The False Promise of Breaking Patents to Lower Drug Prices


Congressional leaders, policy activists, and scholars contend that patents are a principal cause of rising drug prices. They argue that a solution exists in two federal statutes that allegedly authorize agencies to impose price controls on drug patents: 28 U.S.C. § 1498 and the Bayh-Dole Act. These “price-control theories of § 1498 and the Bayh-Dole Act” maintain that Congress has already endorsed the unprecedented and controversial policy of breaking patents to lower drug prices in private transactions in the healthcare market.

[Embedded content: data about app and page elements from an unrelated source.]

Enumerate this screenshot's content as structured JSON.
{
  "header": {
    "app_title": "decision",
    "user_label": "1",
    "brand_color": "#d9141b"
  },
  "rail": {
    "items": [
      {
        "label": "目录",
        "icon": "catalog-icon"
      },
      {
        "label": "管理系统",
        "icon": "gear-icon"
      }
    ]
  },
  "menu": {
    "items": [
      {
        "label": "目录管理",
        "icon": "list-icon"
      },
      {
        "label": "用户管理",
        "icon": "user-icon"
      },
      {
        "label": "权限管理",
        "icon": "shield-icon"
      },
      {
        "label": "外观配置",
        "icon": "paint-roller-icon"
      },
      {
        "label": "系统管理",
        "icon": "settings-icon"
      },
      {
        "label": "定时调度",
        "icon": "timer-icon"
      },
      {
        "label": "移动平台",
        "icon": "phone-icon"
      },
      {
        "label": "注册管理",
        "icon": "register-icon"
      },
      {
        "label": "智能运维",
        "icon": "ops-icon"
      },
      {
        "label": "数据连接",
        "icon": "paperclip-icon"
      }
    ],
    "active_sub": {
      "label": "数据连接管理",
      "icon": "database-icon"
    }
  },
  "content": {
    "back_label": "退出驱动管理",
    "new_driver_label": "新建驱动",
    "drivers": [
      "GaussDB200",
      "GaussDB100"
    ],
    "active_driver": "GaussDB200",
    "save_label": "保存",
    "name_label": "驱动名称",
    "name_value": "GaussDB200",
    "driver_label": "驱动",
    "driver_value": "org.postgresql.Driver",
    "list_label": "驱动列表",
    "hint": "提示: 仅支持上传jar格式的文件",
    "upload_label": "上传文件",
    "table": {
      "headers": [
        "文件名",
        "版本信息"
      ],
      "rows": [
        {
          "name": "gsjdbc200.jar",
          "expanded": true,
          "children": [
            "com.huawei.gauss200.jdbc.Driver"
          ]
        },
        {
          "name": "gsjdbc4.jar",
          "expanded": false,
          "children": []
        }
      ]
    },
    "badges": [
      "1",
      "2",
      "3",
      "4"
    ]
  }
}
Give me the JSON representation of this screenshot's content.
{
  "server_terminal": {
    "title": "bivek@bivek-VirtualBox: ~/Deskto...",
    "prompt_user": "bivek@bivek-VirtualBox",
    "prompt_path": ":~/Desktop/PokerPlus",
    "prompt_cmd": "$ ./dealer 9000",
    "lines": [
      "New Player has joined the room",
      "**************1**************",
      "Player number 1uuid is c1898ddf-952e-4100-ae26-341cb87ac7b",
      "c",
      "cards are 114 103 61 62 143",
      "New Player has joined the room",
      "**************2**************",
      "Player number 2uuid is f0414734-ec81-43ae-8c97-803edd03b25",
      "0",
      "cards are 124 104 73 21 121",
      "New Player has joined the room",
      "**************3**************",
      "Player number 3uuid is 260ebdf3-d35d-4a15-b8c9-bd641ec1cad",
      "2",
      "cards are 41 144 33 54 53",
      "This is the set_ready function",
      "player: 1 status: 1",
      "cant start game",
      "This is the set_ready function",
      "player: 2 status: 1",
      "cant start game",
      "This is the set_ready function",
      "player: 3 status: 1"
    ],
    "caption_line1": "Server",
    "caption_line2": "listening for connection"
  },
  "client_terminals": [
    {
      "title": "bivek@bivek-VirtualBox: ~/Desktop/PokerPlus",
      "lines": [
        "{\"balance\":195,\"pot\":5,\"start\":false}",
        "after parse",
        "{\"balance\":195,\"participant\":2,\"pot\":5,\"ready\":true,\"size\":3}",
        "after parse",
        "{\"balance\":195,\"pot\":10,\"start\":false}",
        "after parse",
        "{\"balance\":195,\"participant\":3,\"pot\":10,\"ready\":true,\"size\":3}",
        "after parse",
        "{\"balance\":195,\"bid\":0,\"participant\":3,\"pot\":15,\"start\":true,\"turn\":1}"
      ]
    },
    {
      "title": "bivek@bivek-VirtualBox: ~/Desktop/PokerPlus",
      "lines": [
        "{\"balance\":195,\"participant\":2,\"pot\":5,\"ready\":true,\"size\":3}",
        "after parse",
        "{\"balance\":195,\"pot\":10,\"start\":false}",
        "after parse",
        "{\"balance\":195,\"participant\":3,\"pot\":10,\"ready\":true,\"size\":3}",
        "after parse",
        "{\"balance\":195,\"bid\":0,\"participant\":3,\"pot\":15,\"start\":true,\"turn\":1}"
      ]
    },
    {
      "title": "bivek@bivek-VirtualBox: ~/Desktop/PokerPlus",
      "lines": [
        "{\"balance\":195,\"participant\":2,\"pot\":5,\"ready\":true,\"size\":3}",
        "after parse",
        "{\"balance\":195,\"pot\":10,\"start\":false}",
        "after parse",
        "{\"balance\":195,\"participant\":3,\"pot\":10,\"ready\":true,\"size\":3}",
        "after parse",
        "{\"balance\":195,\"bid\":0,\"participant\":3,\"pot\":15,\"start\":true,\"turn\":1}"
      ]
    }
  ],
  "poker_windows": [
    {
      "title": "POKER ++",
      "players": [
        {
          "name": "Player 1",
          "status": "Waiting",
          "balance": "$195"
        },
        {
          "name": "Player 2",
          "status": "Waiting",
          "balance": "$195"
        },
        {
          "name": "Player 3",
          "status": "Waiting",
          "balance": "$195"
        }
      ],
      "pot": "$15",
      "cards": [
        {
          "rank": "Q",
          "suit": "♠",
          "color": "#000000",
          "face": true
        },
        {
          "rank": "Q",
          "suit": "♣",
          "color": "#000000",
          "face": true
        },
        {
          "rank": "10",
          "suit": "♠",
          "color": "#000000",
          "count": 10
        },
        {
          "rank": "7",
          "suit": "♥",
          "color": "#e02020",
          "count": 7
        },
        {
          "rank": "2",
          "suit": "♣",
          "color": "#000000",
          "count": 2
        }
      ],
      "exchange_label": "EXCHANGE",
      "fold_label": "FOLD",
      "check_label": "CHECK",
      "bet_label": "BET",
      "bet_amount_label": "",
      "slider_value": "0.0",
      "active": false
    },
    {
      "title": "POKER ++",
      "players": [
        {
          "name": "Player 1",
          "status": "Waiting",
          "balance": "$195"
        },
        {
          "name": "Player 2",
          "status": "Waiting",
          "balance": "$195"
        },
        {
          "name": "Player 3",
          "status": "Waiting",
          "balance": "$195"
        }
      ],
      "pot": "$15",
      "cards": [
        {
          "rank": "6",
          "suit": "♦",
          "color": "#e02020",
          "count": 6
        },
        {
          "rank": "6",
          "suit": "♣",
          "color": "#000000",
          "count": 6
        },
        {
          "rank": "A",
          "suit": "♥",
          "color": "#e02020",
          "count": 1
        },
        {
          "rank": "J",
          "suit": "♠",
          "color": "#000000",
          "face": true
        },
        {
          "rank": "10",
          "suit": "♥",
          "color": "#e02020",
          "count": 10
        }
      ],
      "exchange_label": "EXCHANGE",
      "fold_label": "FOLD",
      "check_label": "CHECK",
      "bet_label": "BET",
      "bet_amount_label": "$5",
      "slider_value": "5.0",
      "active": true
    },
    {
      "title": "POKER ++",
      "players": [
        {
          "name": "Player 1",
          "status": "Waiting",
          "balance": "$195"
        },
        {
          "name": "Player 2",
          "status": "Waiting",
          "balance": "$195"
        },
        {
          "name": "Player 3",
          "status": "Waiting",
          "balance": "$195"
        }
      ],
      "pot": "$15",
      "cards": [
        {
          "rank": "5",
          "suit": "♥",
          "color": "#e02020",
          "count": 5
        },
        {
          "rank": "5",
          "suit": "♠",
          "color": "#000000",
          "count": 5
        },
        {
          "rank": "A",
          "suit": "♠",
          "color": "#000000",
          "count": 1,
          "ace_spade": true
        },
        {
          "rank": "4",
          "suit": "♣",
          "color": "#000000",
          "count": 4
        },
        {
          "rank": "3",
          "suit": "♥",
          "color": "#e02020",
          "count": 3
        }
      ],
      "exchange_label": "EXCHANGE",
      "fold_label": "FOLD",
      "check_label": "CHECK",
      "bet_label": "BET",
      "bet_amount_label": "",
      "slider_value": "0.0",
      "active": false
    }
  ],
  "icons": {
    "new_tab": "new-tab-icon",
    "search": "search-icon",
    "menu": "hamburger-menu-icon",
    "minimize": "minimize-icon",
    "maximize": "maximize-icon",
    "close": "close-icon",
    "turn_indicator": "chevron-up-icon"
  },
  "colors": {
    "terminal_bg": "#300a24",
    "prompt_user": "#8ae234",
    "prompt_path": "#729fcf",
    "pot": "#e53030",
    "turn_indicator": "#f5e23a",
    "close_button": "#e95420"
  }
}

Neither § 1498 nor the Bayh-Dole Act authorize agencies to impose price controls, as confirmed by their plain text and by their interpretation by courts and agencies. Section 1498 is an eminent domain statute that applies only when a patent is used by and for the government, such for the military, the Post Office, or the Veterans Administration. The Bayh-Dole Act promotes commercialization of patented inventions derived from federal funding of upstream research; consistent with this commercialization function, this law specifies four delimited conditions when a federal agency may “march in” and license a patent when a patented product is not sold or available in the marketplace. Applying canons of statutory interpretation, the meaning of these two statutes is clear. Neither specifies that “price” triggers regulatory controls over private market transactions. Congress knows how to enact price-control laws, such as the Emergency Price Control Act of 1942 or when it specifies “reasonable price” as a goal of legislation. The price-control theories of § 1498 and the Bayh-Dole Act profess unprecedented agency powers lacking any authorization in existing statutes. Yet academic scholarship, as well as policy and legal work based on this scholarship, continue to promote the price-control theories of § 1498 and the Bayh-Dole Act. These are policy arguments masquerading as statutory construction.